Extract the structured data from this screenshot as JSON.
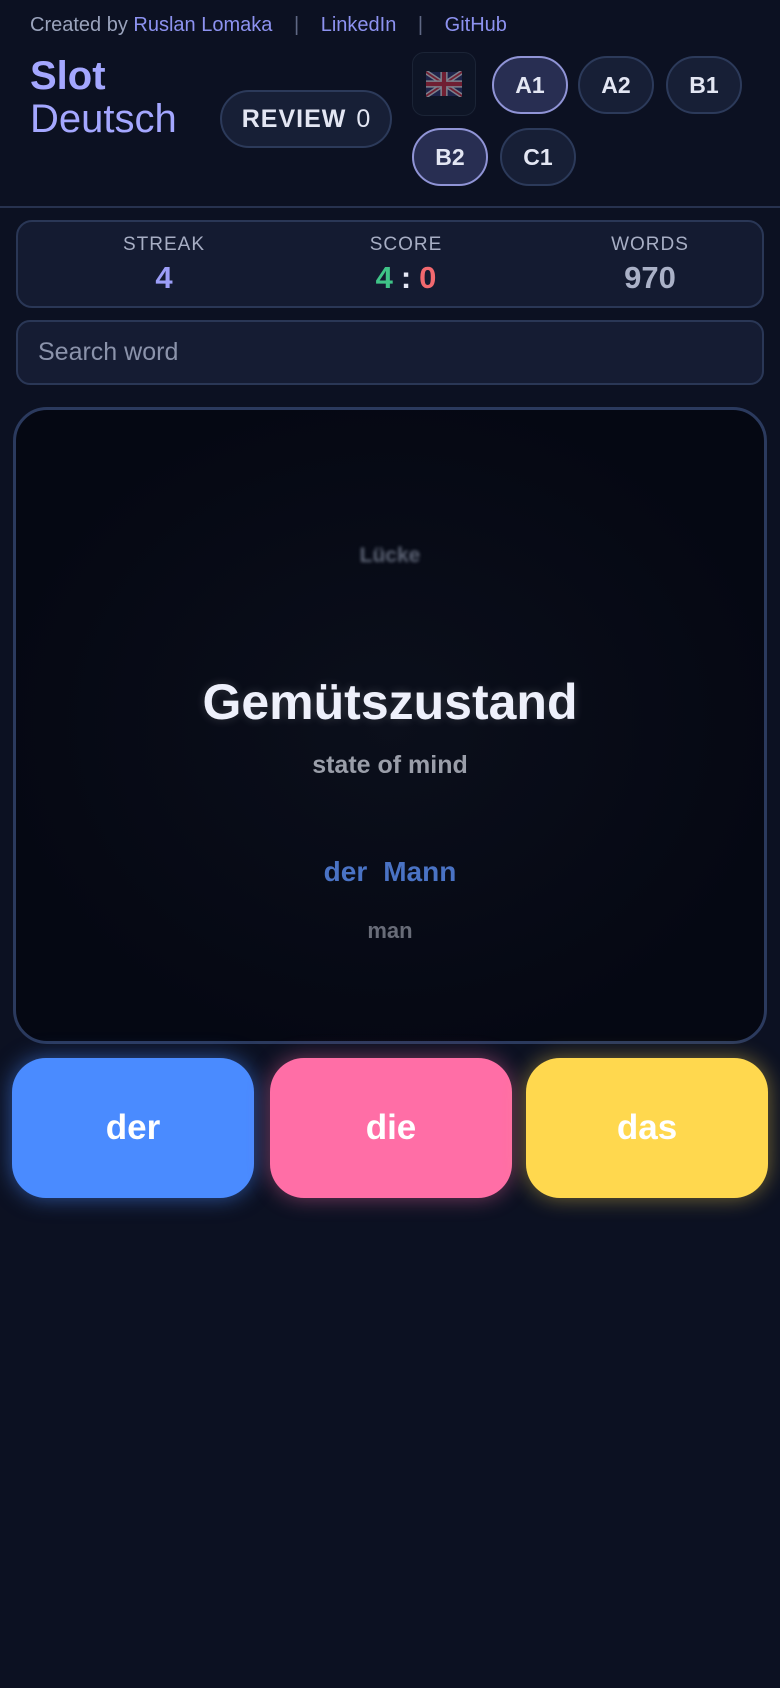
{
  "credits": {
    "prefix": "Created by",
    "author": "Ruslan Lomaka",
    "separator": "|",
    "linkedin": "LinkedIn",
    "github": "GitHub"
  },
  "logo": {
    "line1": "Slot",
    "line2": "Deutsch"
  },
  "review": {
    "label": "REVIEW",
    "count": "0"
  },
  "language_flag": "uk-flag-icon",
  "levels": [
    {
      "label": "A1",
      "active": true
    },
    {
      "label": "A2",
      "active": false
    },
    {
      "label": "B1",
      "active": false
    },
    {
      "label": "B2",
      "active": true
    },
    {
      "label": "C1",
      "active": false
    }
  ],
  "stats": {
    "streak": {
      "label": "STREAK",
      "value": "4"
    },
    "score": {
      "label": "SCORE",
      "correct": "4",
      "separator": ":",
      "wrong": "0"
    },
    "words": {
      "label": "WORDS",
      "value": "970"
    }
  },
  "search": {
    "placeholder": "Search word",
    "value": ""
  },
  "card": {
    "previous_word": "Lücke",
    "current_word": "Gemütszustand",
    "current_translation": "state of mind",
    "next_article": "der",
    "next_word": "Mann",
    "next_translation": "man"
  },
  "articles": [
    {
      "label": "der",
      "color": "#4a8bff"
    },
    {
      "label": "die",
      "color": "#ff6ea6"
    },
    {
      "label": "das",
      "color": "#ffd84e"
    }
  ],
  "colors": {
    "background": "#0c1122",
    "accent": "#a4a7ff",
    "correct": "#3fc487",
    "wrong": "#f2696f"
  }
}
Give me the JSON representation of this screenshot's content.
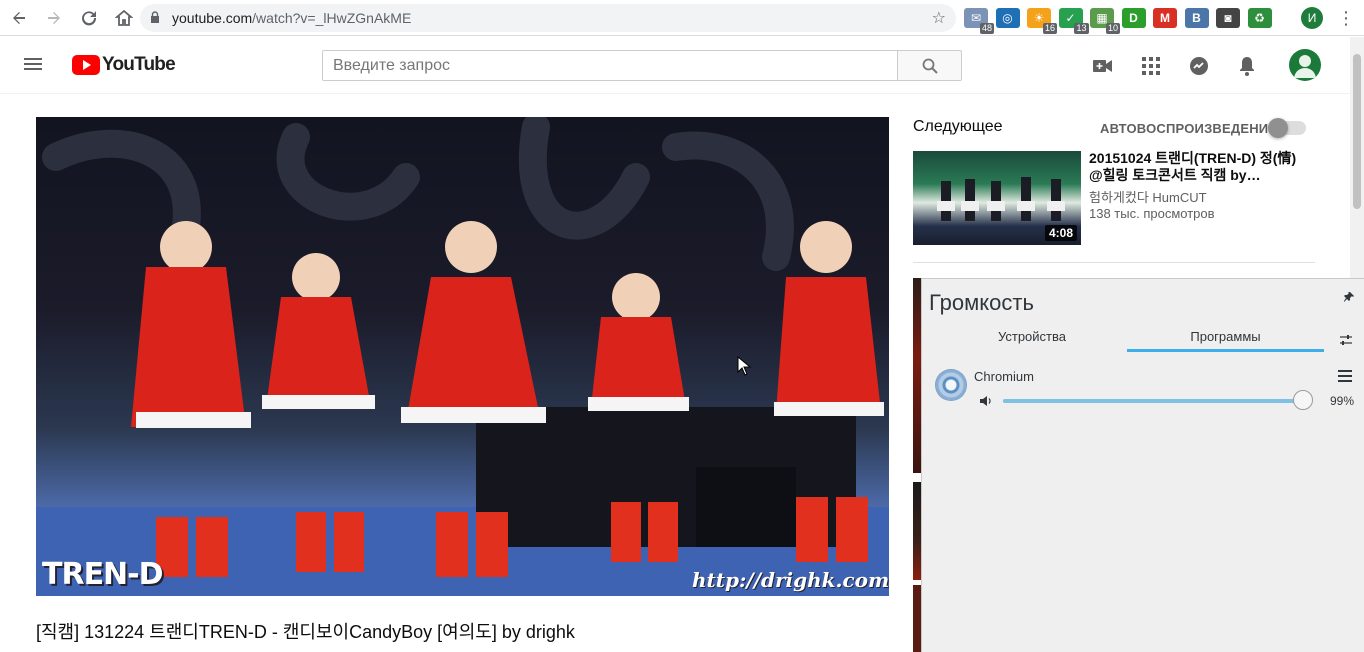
{
  "browser": {
    "url_domain": "youtube.com",
    "url_path": "/watch?v=_lHwZGnAkME",
    "extensions": [
      {
        "name": "mail-extension-icon",
        "glyph": "✉",
        "color": "#7a93b6",
        "badge": "48"
      },
      {
        "name": "speed-dial-icon",
        "glyph": "◎",
        "color": "#1f6fb5",
        "badge": ""
      },
      {
        "name": "weather-icon",
        "glyph": "☀",
        "color": "#f4a21a",
        "badge": "16"
      },
      {
        "name": "shield-icon",
        "glyph": "✓",
        "color": "#27a04f",
        "badge": "13"
      },
      {
        "name": "calendar-icon",
        "glyph": "▦",
        "color": "#5b9b4c",
        "badge": "10"
      },
      {
        "name": "pocket-icon",
        "glyph": "D",
        "color": "#2b9e2b",
        "badge": ""
      },
      {
        "name": "gmail-icon",
        "glyph": "M",
        "color": "#d93025",
        "badge": ""
      },
      {
        "name": "vk-icon",
        "glyph": "B",
        "color": "#4a76a8",
        "badge": ""
      },
      {
        "name": "camera-icon",
        "glyph": "◙",
        "color": "#444444",
        "badge": ""
      },
      {
        "name": "recycle-icon",
        "glyph": "♻",
        "color": "#2d8f3c",
        "badge": ""
      }
    ],
    "profile_initial": "И"
  },
  "youtube": {
    "logo_text": "YouTube",
    "search_placeholder": "Введите запрос",
    "video_title": "[직캠] 131224 트랜디TREN-D - 캔디보이CandyBoy [여의도] by drighk",
    "watermark_left": "TREN-D",
    "watermark_right": "http://drighk.com",
    "up_next_label": "Следующее",
    "autoplay_label": "АВТОВОСПРОИЗВЕДЕНИЕ",
    "autoplay_on": false,
    "recommendation": {
      "title": "20151024 트랜디(TREN-D) 정(情) @힐링 토크콘서트 직캠 by…",
      "channel": "험하게컸다 HumCUT",
      "views": "138 тыс. просмотров",
      "duration": "4:08"
    }
  },
  "volume_panel": {
    "title": "Громкость",
    "tabs": [
      {
        "label": "Устройства",
        "active": false
      },
      {
        "label": "Программы",
        "active": true
      }
    ],
    "app": {
      "name": "Chromium",
      "volume_percent": 99,
      "volume_text": "99%"
    }
  }
}
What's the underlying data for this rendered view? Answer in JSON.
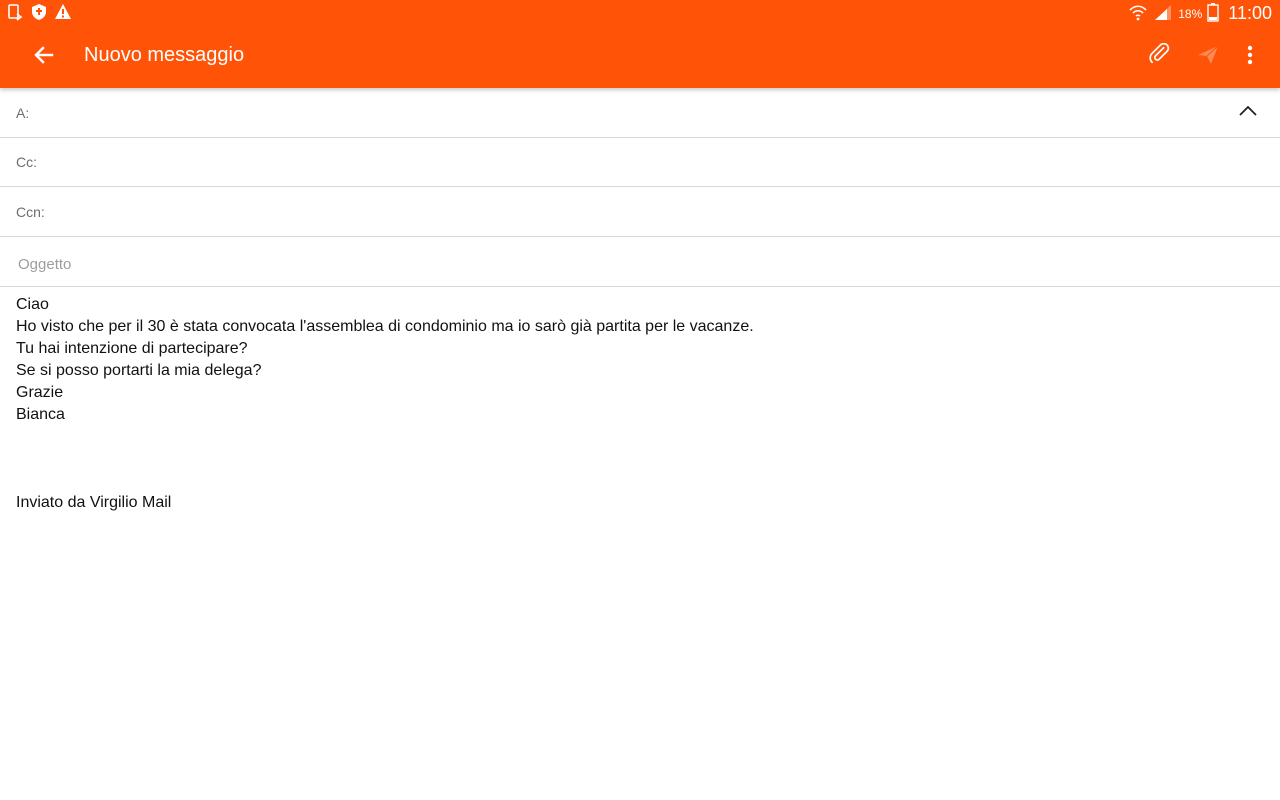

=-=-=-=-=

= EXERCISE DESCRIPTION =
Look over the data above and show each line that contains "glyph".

= OUTPUT =
        "glyph": "✉",
        "glyph": "◎",
        "glyph": "☀",
        "glyph": "✓",
        "glyph": "▦",
        "glyph": "D",
        "glyph": "M",
        "glyph": "B",
        "glyph": "◙",
        "glyph": "♻",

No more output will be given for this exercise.